> _Work request_
Establish how many lines in the material include the string "Mohair" and report it as a lone number.

> _Source material_
—————

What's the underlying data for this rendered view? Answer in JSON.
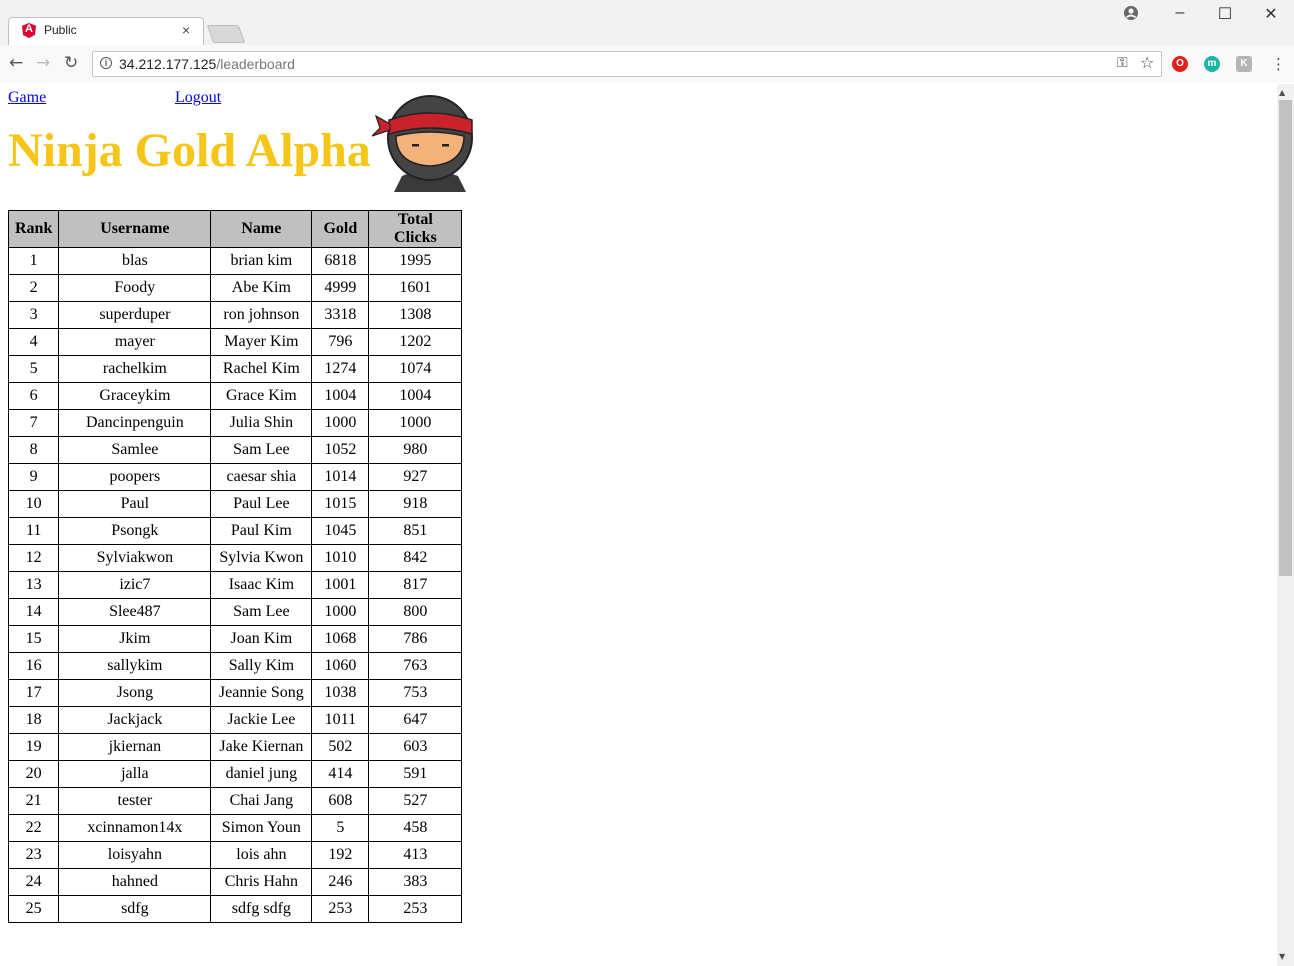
{
  "browser": {
    "tab_title": "Public",
    "tab_close": "×",
    "url_host": "34.212.177.125",
    "url_path": "/leaderboard",
    "window_controls": [
      "–",
      "☐",
      "✕"
    ]
  },
  "nav": {
    "game_link": "Game",
    "logout_link": "Logout"
  },
  "page": {
    "title": "Ninja Gold Alpha"
  },
  "table": {
    "headers": [
      "Rank",
      "Username",
      "Name",
      "Gold",
      "Total Clicks"
    ],
    "rows": [
      [
        "1",
        "blas",
        "brian kim",
        "6818",
        "1995"
      ],
      [
        "2",
        "Foody",
        "Abe Kim",
        "4999",
        "1601"
      ],
      [
        "3",
        "superduper",
        "ron johnson",
        "3318",
        "1308"
      ],
      [
        "4",
        "mayer",
        "Mayer Kim",
        "796",
        "1202"
      ],
      [
        "5",
        "rachelkim",
        "Rachel Kim",
        "1274",
        "1074"
      ],
      [
        "6",
        "Graceykim",
        "Grace Kim",
        "1004",
        "1004"
      ],
      [
        "7",
        "Dancinpenguin",
        "Julia Shin",
        "1000",
        "1000"
      ],
      [
        "8",
        "Samlee",
        "Sam Lee",
        "1052",
        "980"
      ],
      [
        "9",
        "poopers",
        "caesar shia",
        "1014",
        "927"
      ],
      [
        "10",
        "Paul",
        "Paul Lee",
        "1015",
        "918"
      ],
      [
        "11",
        "Psongk",
        "Paul Kim",
        "1045",
        "851"
      ],
      [
        "12",
        "Sylviakwon",
        "Sylvia Kwon",
        "1010",
        "842"
      ],
      [
        "13",
        "izic7",
        "Isaac Kim",
        "1001",
        "817"
      ],
      [
        "14",
        "Slee487",
        "Sam Lee",
        "1000",
        "800"
      ],
      [
        "15",
        "Jkim",
        "Joan Kim",
        "1068",
        "786"
      ],
      [
        "16",
        "sallykim",
        "Sally Kim",
        "1060",
        "763"
      ],
      [
        "17",
        "Jsong",
        "Jeannie Song",
        "1038",
        "753"
      ],
      [
        "18",
        "Jackjack",
        "Jackie Lee",
        "1011",
        "647"
      ],
      [
        "19",
        "jkiernan",
        "Jake Kiernan",
        "502",
        "603"
      ],
      [
        "20",
        "jalla",
        "daniel jung",
        "414",
        "591"
      ],
      [
        "21",
        "tester",
        "Chai Jang",
        "608",
        "527"
      ],
      [
        "22",
        "xcinnamon14x",
        "Simon Youn",
        "5",
        "458"
      ],
      [
        "23",
        "loisyahn",
        "lois ahn",
        "192",
        "413"
      ],
      [
        "24",
        "hahned",
        "Chris Hahn",
        "246",
        "383"
      ],
      [
        "25",
        "sdfg",
        "sdfg sdfg",
        "253",
        "253"
      ]
    ]
  },
  "colors": {
    "title": "#f5c518",
    "header_bg": "#c0c0c0",
    "link": "#0000ee"
  }
}
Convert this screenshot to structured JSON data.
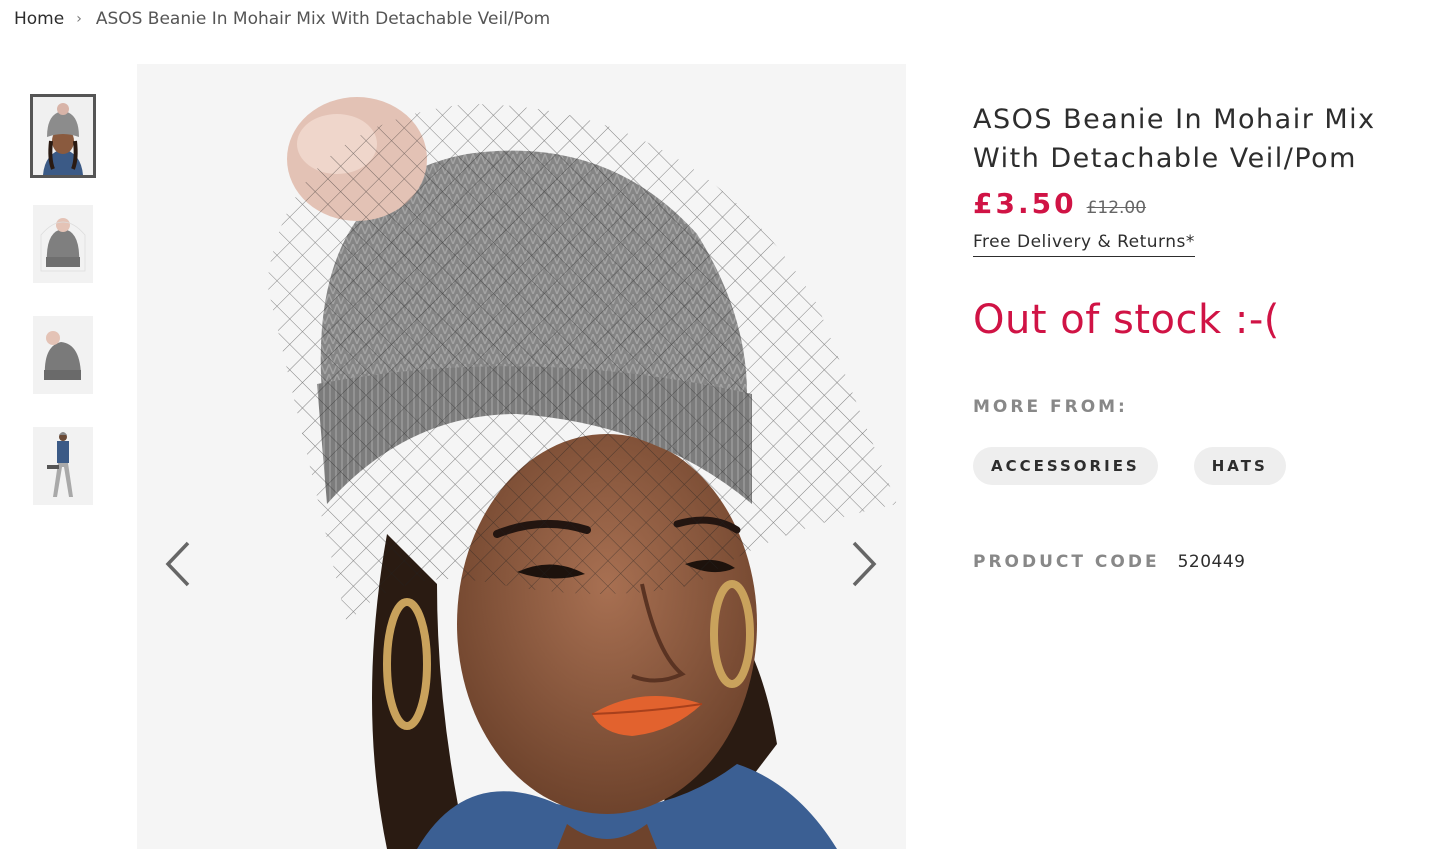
{
  "breadcrumb": {
    "home": "Home",
    "separator": "›",
    "current": "ASOS Beanie In Mohair Mix With Detachable Veil/Pom"
  },
  "gallery": {
    "thumbnails": [
      "thumbnail-model-closeup",
      "thumbnail-product-front",
      "thumbnail-product-side",
      "thumbnail-model-full"
    ],
    "active_index": 0,
    "prev_icon": "chevron-left-icon",
    "next_icon": "chevron-right-icon"
  },
  "product": {
    "title_line1": "ASOS Beanie In Mohair Mix",
    "title_line2": "With Detachable Veil/Pom",
    "price_now": "£3.50",
    "price_was": "£12.00",
    "delivery_link": "Free Delivery & Returns*",
    "stock_status": "Out of stock :-(",
    "more_from_label": "MORE FROM:",
    "tags": [
      "ACCESSORIES",
      "HATS"
    ],
    "code_label": "PRODUCT CODE",
    "code_value": "520449"
  },
  "colors": {
    "sale_red": "#d01345",
    "text_dark": "#2d2d2d",
    "muted_grey": "#888888",
    "tag_bg": "#eeeeee"
  }
}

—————

> _Solution for this problem_
2